A recent report by Policy Exchange, however, suggested that, for someone on an average income, this would need to rise to 12 per cent to pay for an income of £16,200 a year in retirement. But even this could be too low. If you want to retire today at 65, and secure an annual pension of £9,000 that will keep pace with prices, you’ll need a pension fund of £270,000. Someone earning £29,000 a year and saving 12 per cent of pay above £5,668 will only get such a fund after 40 years if their investments deliver a 4 per cent per annum return over inflation – after all costs and charges.

Historical data suggests that this is possible if you invest well in equities. But it is far from guaranteed. The risk-free investment return is currently about zero above inflation. If you don’t pick your investments wisely or aren’t willing to take investment risk, the numbers change dramatically.

On my calculations, (and not assuming 4 per cent annual returns over inflation) someone on £29,000 needs to save 29 per cent of pay – not 12 per cent – over £5,668 for 40 years to retire at 65. At 12 per cent, someone earning £29,000 a year is looking at saving for 49 years and retirement at 74.

The higher your pay, the less significant the state pension is to your needs and the more you are expected to save. Someone earning £60,000 who wants £30,000 a year in retirement might find themselves working until 78 at a 12 per cent savings rates with zero real returns. If you did earn 4 per cent over inflation, however, retirement at age 66 is achievable on a £30,000 pension.

The message is clear. Save what you can, when you can. Don’t underestimate how much you need to retire when you want, on the income you need. Ensure you keep a close eye on your investments. Employers are increasingly enabling people to save, but they do not want responsibility for monitoring the outcomes. You need to keep costs down, but it is more important to have access to investments that are likely to perform for you. The more you earn, the more important it is that you take an interest in your pension.

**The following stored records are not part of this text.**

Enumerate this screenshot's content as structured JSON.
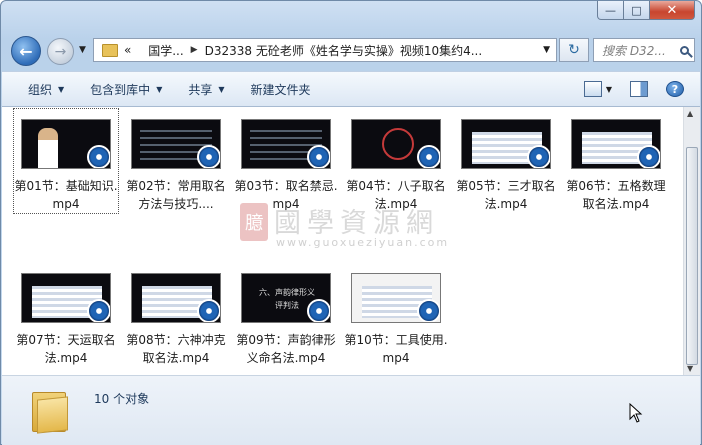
{
  "window": {
    "buttons": {
      "minimize": "—",
      "maximize": "□",
      "close": "✕"
    }
  },
  "nav": {
    "back_icon": "back-arrow-icon",
    "forward_icon": "forward-arrow-icon",
    "breadcrumb_prefix": "«",
    "crumbs": [
      "国学...",
      "D32338 无砼老师《姓名学与实操》视频10集约4..."
    ],
    "search_placeholder": "搜索 D32..."
  },
  "toolbar": {
    "organize": "组织",
    "include_library": "包含到库中",
    "share": "共享",
    "new_folder": "新建文件夹"
  },
  "files": [
    {
      "label": "第01节：基础知识.mp4",
      "style": "person"
    },
    {
      "label": "第02节：常用取名方法与技巧....",
      "style": "text"
    },
    {
      "label": "第03节：取名禁忌.mp4",
      "style": "text"
    },
    {
      "label": "第04节：八子取名法.mp4",
      "style": "circle"
    },
    {
      "label": "第05节：三才取名法.mp4",
      "style": "table"
    },
    {
      "label": "第06节：五格数理取名法.mp4",
      "style": "table"
    },
    {
      "label": "第07节：天运取名法.mp4",
      "style": "table"
    },
    {
      "label": "第08节：六神冲克取名法.mp4",
      "style": "table"
    },
    {
      "label": "第09节：声韵律形义命名法.mp4",
      "style": "title"
    },
    {
      "label": "第10节：工具使用.mp4",
      "style": "light"
    }
  ],
  "thumb_title_text": "六、声韵律形义\n评判法",
  "watermark": {
    "seal": "臆",
    "chinese": "國學資源網",
    "url": "www.guoxueziyuan.com"
  },
  "status": {
    "count": "10 个对象"
  }
}
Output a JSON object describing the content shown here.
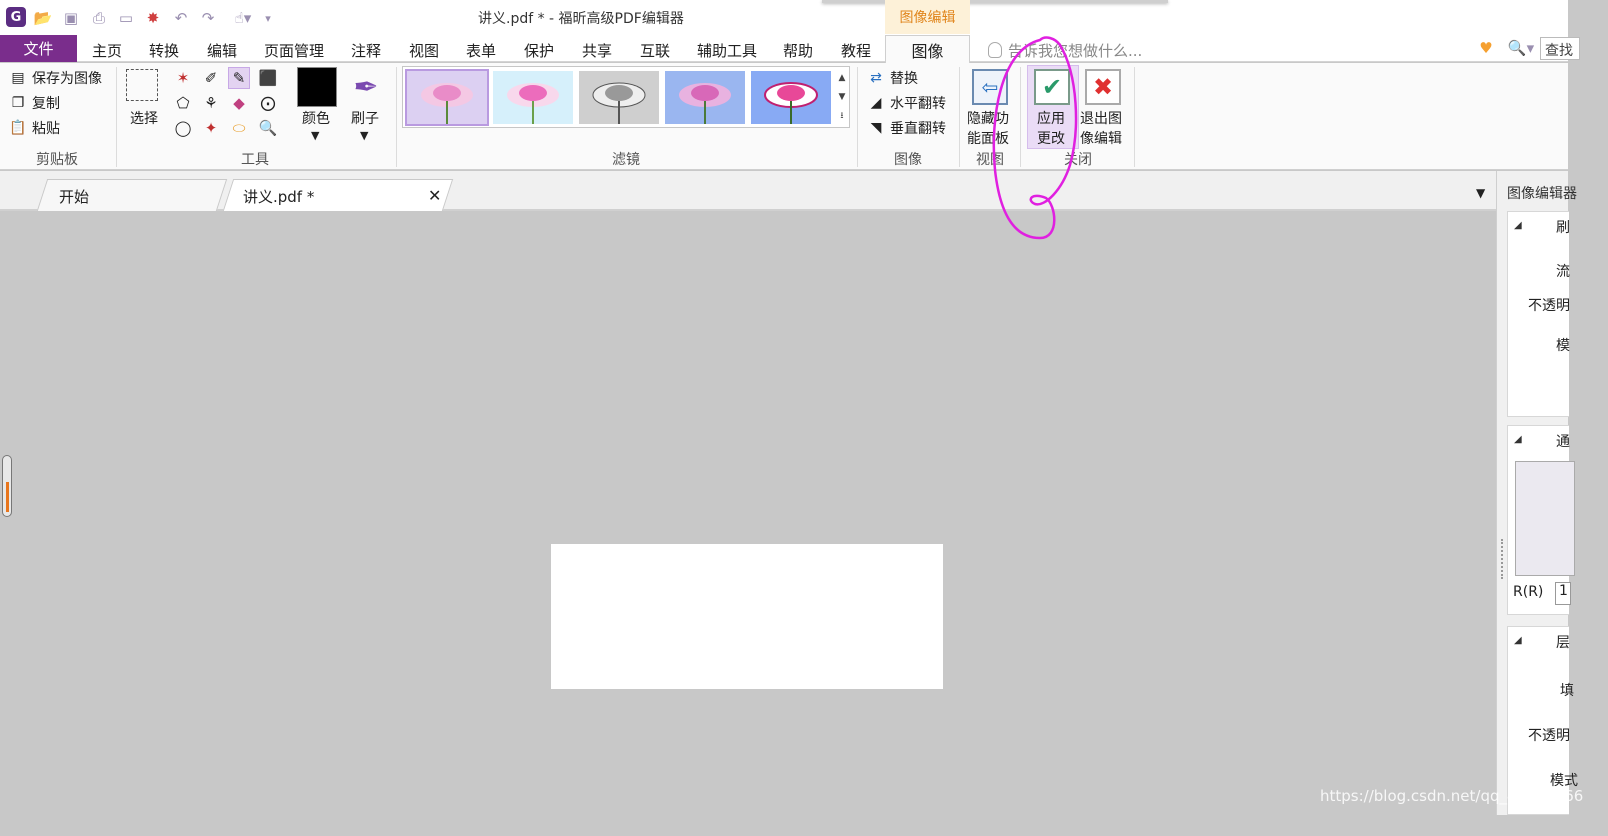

There may also need to be a policy change. A better approach to retirement saving would be to encourage the deferral of the state pension until later in life, when it can more appropriately meet your needs. Currently, the state pension rises by 10 per cent every year you defer. You could then use pension or Isa savings to fund the period between stopping work and taking state pension, avoiding the need to buy an expensive lifetime annuity.

But the government does not allow pension funds to be exhausted over a fixed period, and it is about to reduce the rate at which the state pension rises when deferred from 10 per cent a year to 5. It should think again.

Alan Higham is retirement director at Fidelity.